For dinner, our table was in the corner right up against the windows on the West side (the best table in the house if you ask me), so we had the prime seats to see the sun set over London and watch the city turn on its many lights whilst having dinner. Yes, with all the excitement of the view it is almost easy to forget you’re there to eat. Unlike its Asian Regent Street counterpart, Aqua Shard offers a contemporary British menu by chef Anthony Garlando. The food is seasonal and sourced as locally as possible, with a list of all their suppliers on the menu – something I always appreciate.
I am not a professional food critic, just an appreciator, so if you’re looking for longwinded musings and criticisms about the food, this isn’t the place… To start with, I had handcut Rose beef with a ‘Shard Egg’, which was an excellent, modern take on Steak Tartare (although from the description I’d assumed it would be more like carpaccio, not that I mind either way). One of my friends opted for the Foie Gras starter and equally raved about it. For the main I went all out and had the Lobster, which had a little mango salad and spinach-filled ravioli. It was delicious and the presentation beautiful, although perhaps it needed a bit more of the salad or ravioli to fill me up. My friends opted for the wood pigeon and lamb dishes and said they were fantastic, but also a little on the small side for a main, but we didn’t mind – it meant we had enough space for a dessert. The desserts – and this being the ultimate compliment coming from a girl who doesn’t really like desserts – were divine. A contemporary take on some British classics like strawberries and cream topped off an already perfect evening.
I have to end this post at some point (reluctantly, as I could go on for a while), so let me finish with some final thoughts: with the location Aqua Shard has, the view was always going to be the main selling point. It could be a horrible restaurant and people would still go, but it’s not – it’s a fantastic place, with great food, great drinks, great atmosphere. It’s beautifully designed, but the design doesn’t take away from the view, it just adds to it. It’s a fancy place, but not so much you would feel unwelcome if you just wanted to go for a drink in the bar (that’s what I’ll be doing. A lot.) It’s high up, but not so high it makes you feel uncomfortable. It’s the kind of magical place that always added this high rise glamour to cities like New York or Tokyo, and London has always lacked. Until now.

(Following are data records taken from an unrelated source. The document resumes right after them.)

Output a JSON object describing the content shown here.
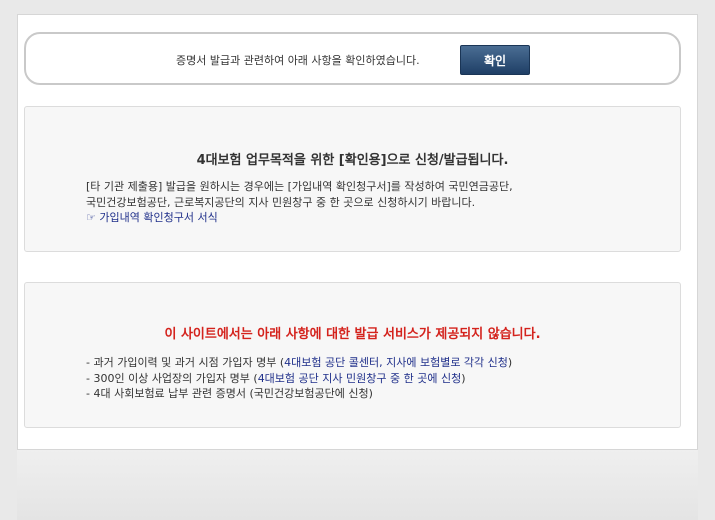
{
  "confirm": {
    "text": "증명서 발급과 관련하여 아래 사항을 확인하였습니다.",
    "button_label": "확인"
  },
  "panel1": {
    "title": "4대보험 업무목적을 위한 [확인용]으로 신청/발급됩니다.",
    "line1": "[타 기관 제출용] 발급을 원하시는 경우에는 [가입내역 확인청구서]를 작성하여 국민연금공단,",
    "line2": "국민건강보험공단, 근로복지공단의 지사 민원창구 중 한 곳으로 신청하시기 바랍니다.",
    "link_icon": "☞",
    "link_label": "가입내역 확인청구서 서식"
  },
  "panel2": {
    "title": "이 사이트에서는 아래 사항에 대한 발급 서비스가 제공되지 않습니다.",
    "items": [
      {
        "prefix": "- 과거 가입이력 및 과거 시점 가입자 명부 (",
        "highlight": "4대보험 공단 콜센터, 지사에 보험별로 각각 신청",
        "suffix": ")"
      },
      {
        "prefix": "- 300인 이상 사업장의 가입자 명부 (",
        "highlight": "4대보험 공단 지사 민원창구 중 한 곳에 신청",
        "suffix": ")"
      },
      {
        "prefix": "- 4대 사회보험료 납부 관련 증명서 (국민건강보험공단에 신청)",
        "highlight": "",
        "suffix": ""
      }
    ]
  }
}
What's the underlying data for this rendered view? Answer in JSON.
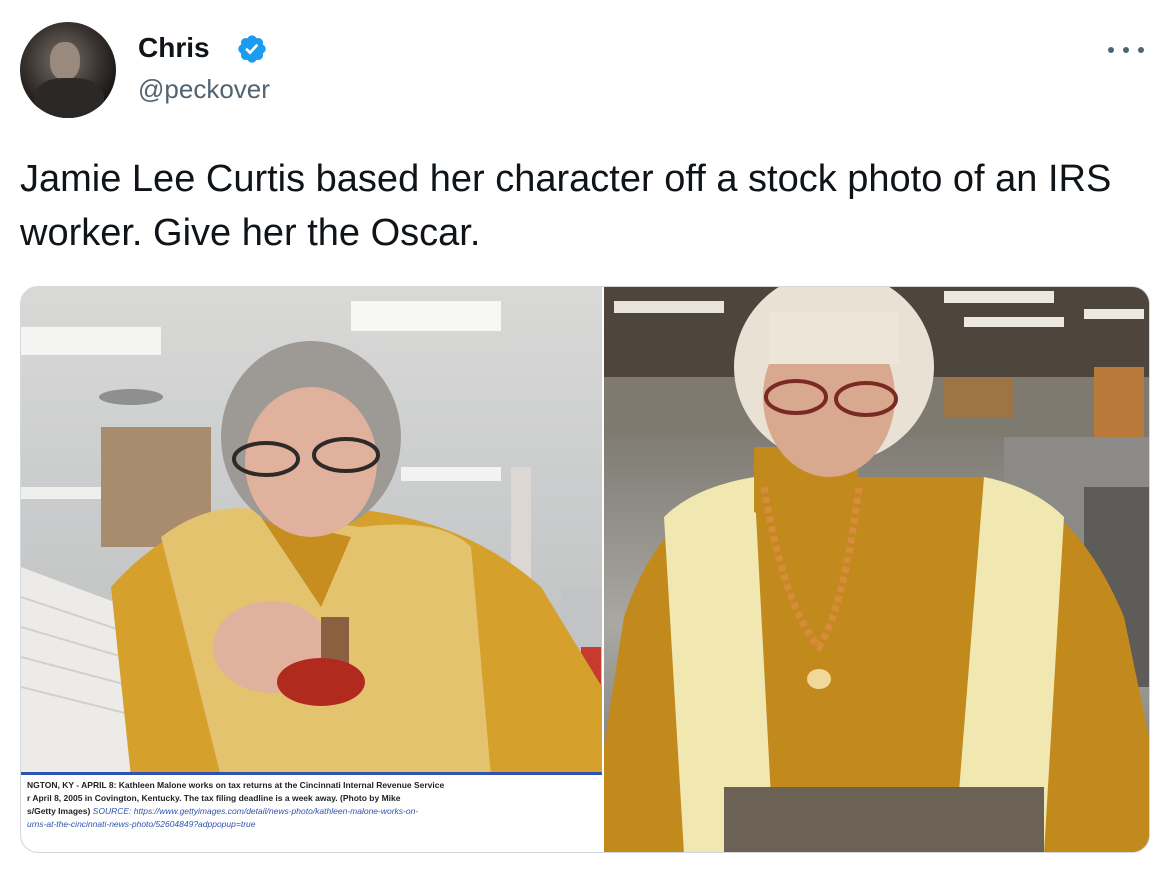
{
  "author": {
    "display_name": "Chris",
    "handle": "@peckover",
    "verified": true,
    "verified_color": "#1d9bf0"
  },
  "tweet": {
    "text": "Jamie Lee Curtis based her character off a stock photo of an IRS worker. Give her the Oscar."
  },
  "media": {
    "left_caption": {
      "line1": "NGTON, KY - APRIL 8: Kathleen Malone works on tax returns at the Cincinnati Internal Revenue Service",
      "line2": "r April 8, 2005 in Covington, Kentucky. The tax filing deadline is a week away. (Photo by Mike",
      "line3_a": "s/Getty Images) ",
      "line3_source": "SOURCE: https://www.gettyimages.com/detail/news-photo/kathleen-malone-works-on-",
      "line4": "urns-at-the-cincinnati-news-photo/52604849?adppopup=true"
    }
  },
  "icons": {
    "more": "more-horizontal-icon",
    "verified": "verified-badge-icon"
  }
}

Once it opens to the public on July 1st, Aqua Shard will be serving breakfast, lunch, afternoon tea as well as dinner, so whether it’s a romantic dinner, a girly afternoon, stylish drinks at the bar, a business breakfast or you just want to impress the pants off of someone, it is bound to become the ultimate place to be in London. Fact.
p.s. When you do go to Aqua Shard, definitely pay a visit to the toilets and bring your cameraphone – best loos in London. That’s all I’m saying.
p.p.s. People have asked me whether I got paid to write this review – I didn’t. I just really love it. The fact that I go back almost every week proves that, surely.